The second location is Wildrose Charcoal Kilns. This is also remote, about 90 minutes from Furnace Creek. However, the road is paved the whole way. Take the winding road through the mountains to the charcoal kilns, up at 6800 feet. Coming here is a great way to escape the heat during the summer.
The 10 charcoal kilns were built by the Modock Consolidated Mining Company. They were built to provide fuel for two lead/silver smelters — about 25 miles away. These 25-foot tall kilns were used only for a couple of years. And almost 150 years later, one can still smell the burnt charcoal.

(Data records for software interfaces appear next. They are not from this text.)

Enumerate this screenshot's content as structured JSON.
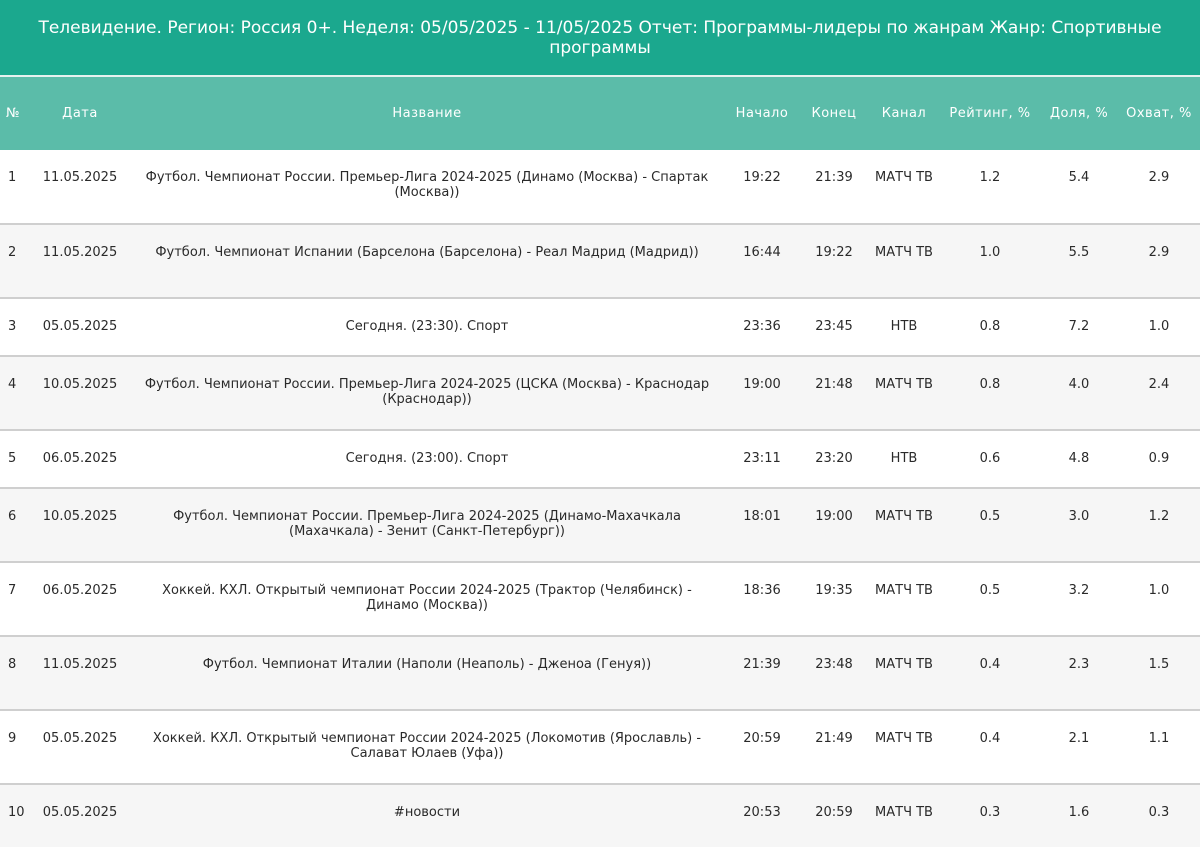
{
  "report": {
    "title": "Телевидение. Регион: Россия 0+. Неделя: 05/05/2025 - 11/05/2025 Отчет: Программы-лидеры по жанрам Жанр: Спортивные программы"
  },
  "table": {
    "headers": {
      "num": "№",
      "date": "Дата",
      "name": "Название",
      "start": "Начало",
      "end": "Конец",
      "channel": "Канал",
      "rating": "Рейтинг, %",
      "share": "Доля, %",
      "reach": "Охват, %"
    },
    "rows": [
      {
        "num": "1",
        "date": "11.05.2025",
        "name": "Футбол. Чемпионат России. Премьер-Лига 2024-2025 (Динамо (Москва) - Спартак (Москва))",
        "start": "19:22",
        "end": "21:39",
        "channel": "МАТЧ ТВ",
        "rating": "1.2",
        "share": "5.4",
        "reach": "2.9"
      },
      {
        "num": "2",
        "date": "11.05.2025",
        "name": "Футбол. Чемпионат Испании (Барселона (Барселона) - Реал Мадрид (Мадрид))",
        "start": "16:44",
        "end": "19:22",
        "channel": "МАТЧ ТВ",
        "rating": "1.0",
        "share": "5.5",
        "reach": "2.9"
      },
      {
        "num": "3",
        "date": "05.05.2025",
        "name": "Сегодня. (23:30). Спорт",
        "start": "23:36",
        "end": "23:45",
        "channel": "НТВ",
        "rating": "0.8",
        "share": "7.2",
        "reach": "1.0"
      },
      {
        "num": "4",
        "date": "10.05.2025",
        "name": "Футбол. Чемпионат России. Премьер-Лига 2024-2025 (ЦСКА (Москва) - Краснодар (Краснодар))",
        "start": "19:00",
        "end": "21:48",
        "channel": "МАТЧ ТВ",
        "rating": "0.8",
        "share": "4.0",
        "reach": "2.4"
      },
      {
        "num": "5",
        "date": "06.05.2025",
        "name": "Сегодня. (23:00). Спорт",
        "start": "23:11",
        "end": "23:20",
        "channel": "НТВ",
        "rating": "0.6",
        "share": "4.8",
        "reach": "0.9"
      },
      {
        "num": "6",
        "date": "10.05.2025",
        "name": "Футбол. Чемпионат России. Премьер-Лига 2024-2025 (Динамо-Махачкала (Махачкала) - Зенит (Санкт-Петербург))",
        "start": "18:01",
        "end": "19:00",
        "channel": "МАТЧ ТВ",
        "rating": "0.5",
        "share": "3.0",
        "reach": "1.2"
      },
      {
        "num": "7",
        "date": "06.05.2025",
        "name": "Хоккей. КХЛ. Открытый чемпионат России 2024-2025 (Трактор (Челябинск) - Динамо (Москва))",
        "start": "18:36",
        "end": "19:35",
        "channel": "МАТЧ ТВ",
        "rating": "0.5",
        "share": "3.2",
        "reach": "1.0"
      },
      {
        "num": "8",
        "date": "11.05.2025",
        "name": "Футбол. Чемпионат Италии (Наполи (Неаполь) - Дженоа (Генуя))",
        "start": "21:39",
        "end": "23:48",
        "channel": "МАТЧ ТВ",
        "rating": "0.4",
        "share": "2.3",
        "reach": "1.5"
      },
      {
        "num": "9",
        "date": "05.05.2025",
        "name": "Хоккей. КХЛ. Открытый чемпионат России 2024-2025 (Локомотив (Ярославль) - Салават Юлаев (Уфа))",
        "start": "20:59",
        "end": "21:49",
        "channel": "МАТЧ ТВ",
        "rating": "0.4",
        "share": "2.1",
        "reach": "1.1"
      },
      {
        "num": "10",
        "date": "05.05.2025",
        "name": "#новости",
        "start": "20:53",
        "end": "20:59",
        "channel": "МАТЧ ТВ",
        "rating": "0.3",
        "share": "1.6",
        "reach": "0.3"
      }
    ]
  }
}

I could write a whole article on the Salton Sea alone. Whether it’s broken piers, abandoned buildings melting into the earth, odd art installations, mud pots or Salvation Mountain, the place is fantastic for photographers in search of the unusual.
Leonard Knight created Salvation Mountain. He spent three decades joyously painting religious messages on a tall mound of adobe. Knight built his mountain using adobe mixed with straw to keep strengthening the mountain. Knight believed that he had put more than 100,000 gallons of paint on his mountain to combat erosion of wind and rain.
Borrego Springs is about 45 minutes from Salton City, along Salton Sea and 1:15 from Salvation Mountain. This tiny town has over one hundred metal sculptures of mostly animals created by Ricardo Breceda. Explore these north and south of the town.
In town, I like eating at Red Ocotillo’s and Carlee’s. Sometimes, though, there’s nothing like carne asada fries at Los Jilberto’s Taco Shop.
Anza-Borrego Desert State Park
Nearby Anza-Borrego Desert State Park is a rather large state park. I believe may be the only state park in California that allows visitors and even camping at night. This is a great place for night photography or desertscapes. Everything is spread wide apart. I like the wind caves and the slot canyons quite a bit.
A hot tip for seeing borregos, or bighorn sheep is to walk along Palm Canyon Trail, which leaves right out of the same area where the visitor’s center and campground are located. I have been there three times at various parts of the day. All three times, I’ve seen bighorn sheep. I believe they come out more often near the end of the day.
I hope that you enjoy California and many of its beautiful, photogenic opportunities. Let me know if you have a favorite California desert place in the comments below!